Stored records
....

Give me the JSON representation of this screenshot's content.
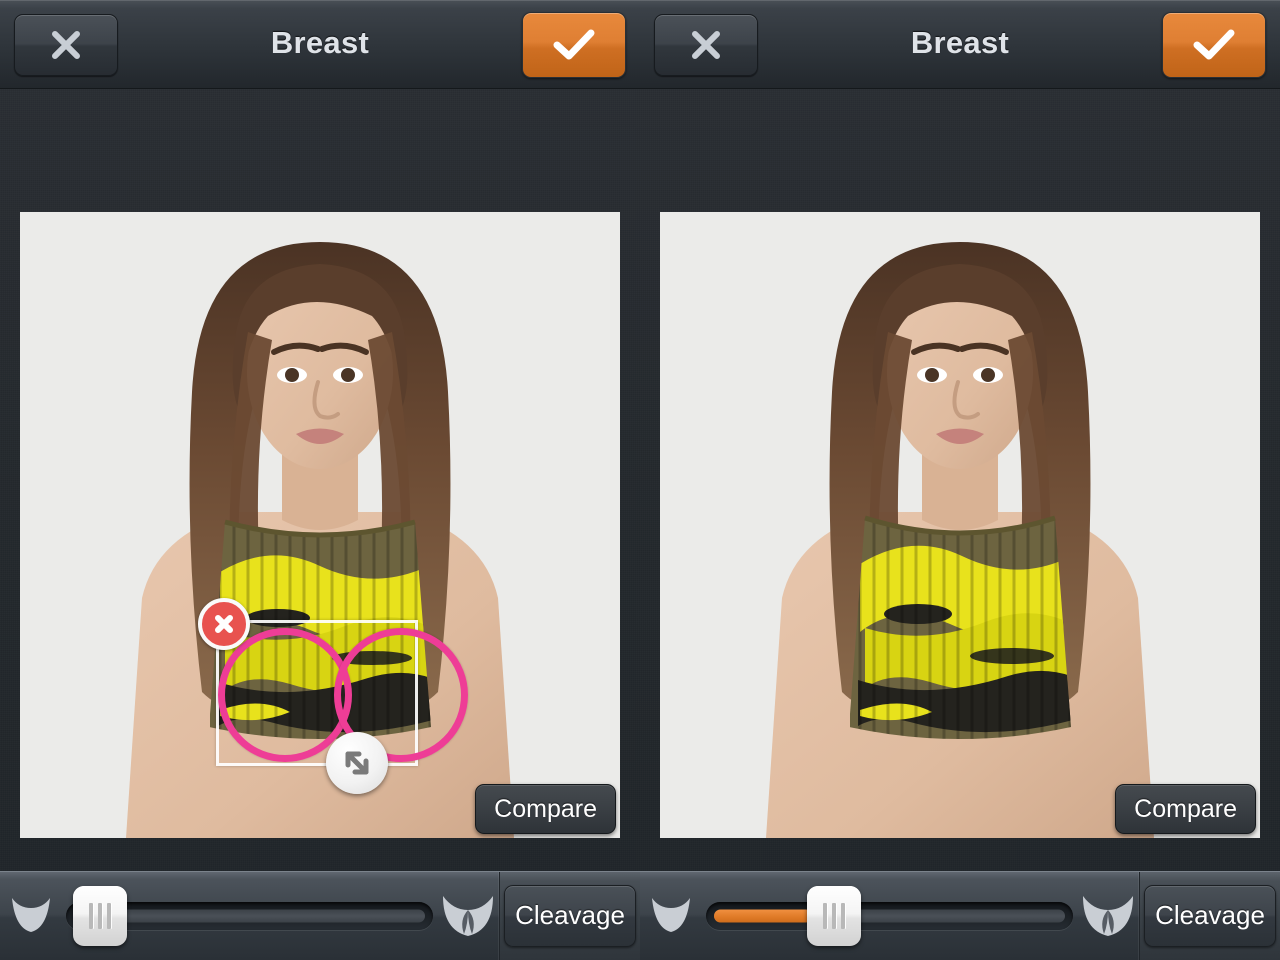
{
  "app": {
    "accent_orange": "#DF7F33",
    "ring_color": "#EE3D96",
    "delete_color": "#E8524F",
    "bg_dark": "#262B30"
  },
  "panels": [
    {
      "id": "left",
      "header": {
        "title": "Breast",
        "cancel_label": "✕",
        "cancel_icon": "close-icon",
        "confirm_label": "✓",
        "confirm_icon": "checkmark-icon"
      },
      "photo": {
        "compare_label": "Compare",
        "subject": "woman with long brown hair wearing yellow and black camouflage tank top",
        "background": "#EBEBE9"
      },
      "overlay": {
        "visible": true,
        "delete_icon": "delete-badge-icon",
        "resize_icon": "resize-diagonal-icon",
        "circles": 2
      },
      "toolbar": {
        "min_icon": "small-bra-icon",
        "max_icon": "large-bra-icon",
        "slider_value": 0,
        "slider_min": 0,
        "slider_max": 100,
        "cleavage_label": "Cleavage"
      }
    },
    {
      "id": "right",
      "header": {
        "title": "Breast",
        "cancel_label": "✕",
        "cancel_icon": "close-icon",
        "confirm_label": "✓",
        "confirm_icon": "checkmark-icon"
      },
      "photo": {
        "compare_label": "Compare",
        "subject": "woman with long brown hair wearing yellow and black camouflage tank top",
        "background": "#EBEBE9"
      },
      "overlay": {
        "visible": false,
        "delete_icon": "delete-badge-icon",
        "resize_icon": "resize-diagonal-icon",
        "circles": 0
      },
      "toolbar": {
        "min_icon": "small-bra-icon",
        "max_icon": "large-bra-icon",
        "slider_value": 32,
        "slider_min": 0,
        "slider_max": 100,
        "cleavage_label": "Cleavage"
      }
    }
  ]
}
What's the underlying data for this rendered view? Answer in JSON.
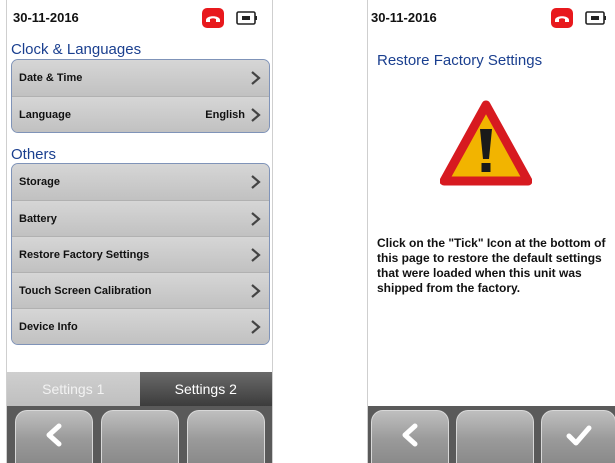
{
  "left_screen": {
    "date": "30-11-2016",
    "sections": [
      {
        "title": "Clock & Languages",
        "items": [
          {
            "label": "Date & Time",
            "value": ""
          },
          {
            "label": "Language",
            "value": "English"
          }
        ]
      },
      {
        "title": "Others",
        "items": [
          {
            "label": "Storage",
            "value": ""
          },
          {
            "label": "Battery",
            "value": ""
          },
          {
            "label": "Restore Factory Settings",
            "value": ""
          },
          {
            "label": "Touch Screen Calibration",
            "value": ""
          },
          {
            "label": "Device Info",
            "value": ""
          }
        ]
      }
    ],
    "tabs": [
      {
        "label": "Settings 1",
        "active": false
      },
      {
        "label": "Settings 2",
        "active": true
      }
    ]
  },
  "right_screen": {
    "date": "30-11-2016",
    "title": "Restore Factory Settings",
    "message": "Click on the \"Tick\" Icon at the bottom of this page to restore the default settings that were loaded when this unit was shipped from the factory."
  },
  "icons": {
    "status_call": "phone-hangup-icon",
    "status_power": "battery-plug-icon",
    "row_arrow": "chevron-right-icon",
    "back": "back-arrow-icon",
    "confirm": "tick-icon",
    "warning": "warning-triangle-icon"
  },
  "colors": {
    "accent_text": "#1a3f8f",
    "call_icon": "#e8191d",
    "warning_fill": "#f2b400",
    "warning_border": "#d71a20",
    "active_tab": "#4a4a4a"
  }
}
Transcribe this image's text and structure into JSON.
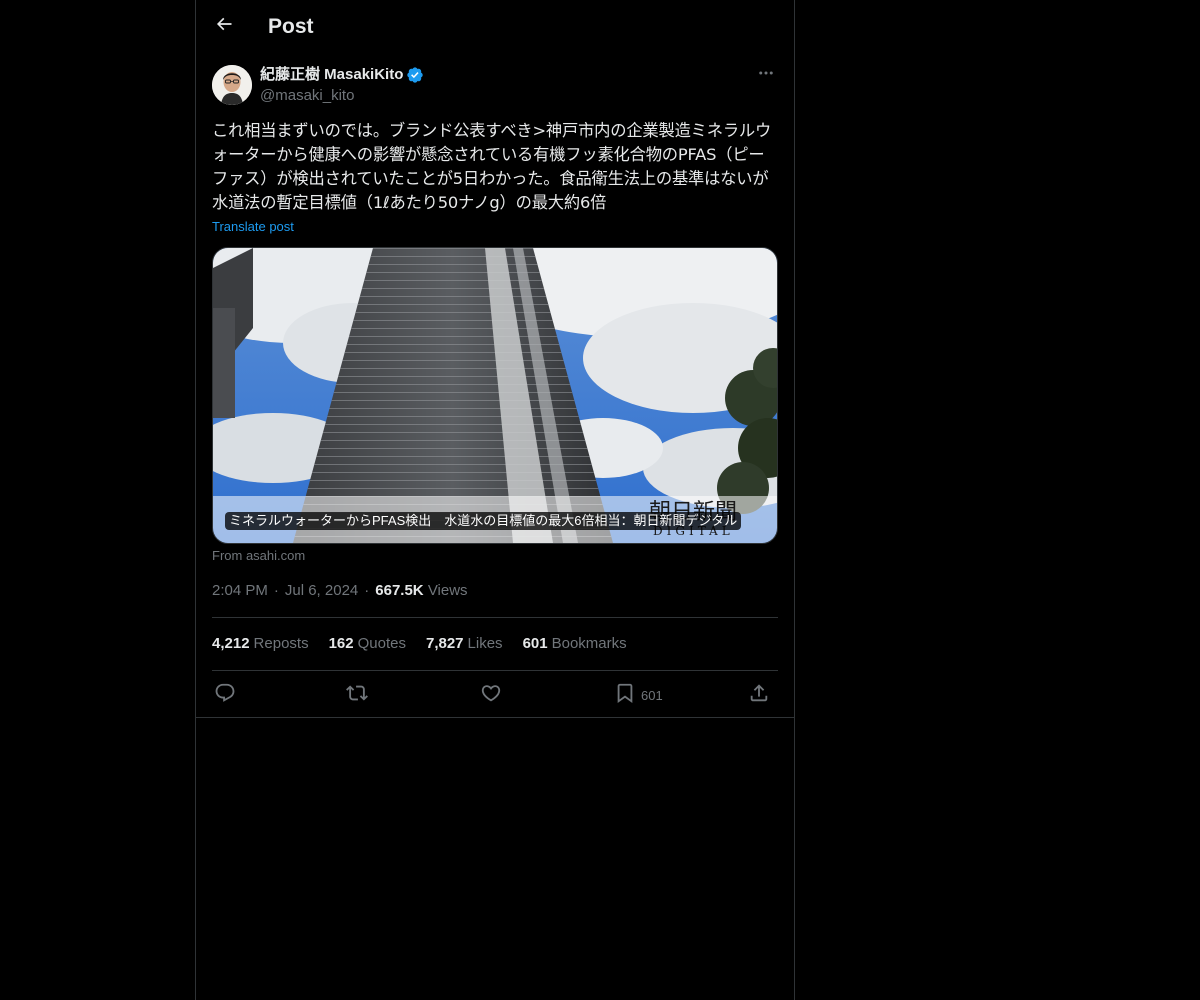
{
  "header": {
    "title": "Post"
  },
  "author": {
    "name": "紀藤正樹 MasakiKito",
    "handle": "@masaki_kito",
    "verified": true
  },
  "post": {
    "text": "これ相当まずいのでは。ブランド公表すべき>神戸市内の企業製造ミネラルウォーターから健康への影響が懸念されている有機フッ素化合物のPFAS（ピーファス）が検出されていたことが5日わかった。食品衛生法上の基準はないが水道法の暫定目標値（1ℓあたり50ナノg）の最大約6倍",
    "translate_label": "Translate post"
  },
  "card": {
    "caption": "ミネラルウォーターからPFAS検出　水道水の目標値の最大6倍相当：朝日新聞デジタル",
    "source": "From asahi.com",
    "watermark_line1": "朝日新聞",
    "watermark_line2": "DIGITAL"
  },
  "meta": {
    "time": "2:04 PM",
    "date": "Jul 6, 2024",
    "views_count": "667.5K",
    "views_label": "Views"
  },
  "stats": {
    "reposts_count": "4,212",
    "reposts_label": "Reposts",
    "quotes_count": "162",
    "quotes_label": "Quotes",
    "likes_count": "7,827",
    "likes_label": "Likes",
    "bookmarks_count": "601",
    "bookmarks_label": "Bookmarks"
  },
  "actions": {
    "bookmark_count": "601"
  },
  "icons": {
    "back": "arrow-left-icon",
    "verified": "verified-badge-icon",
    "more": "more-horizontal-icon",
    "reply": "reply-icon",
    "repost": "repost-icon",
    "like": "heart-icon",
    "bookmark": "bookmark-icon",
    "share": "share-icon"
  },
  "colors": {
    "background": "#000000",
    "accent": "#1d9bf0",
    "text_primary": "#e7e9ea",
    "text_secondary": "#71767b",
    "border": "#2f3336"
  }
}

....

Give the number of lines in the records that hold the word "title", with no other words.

6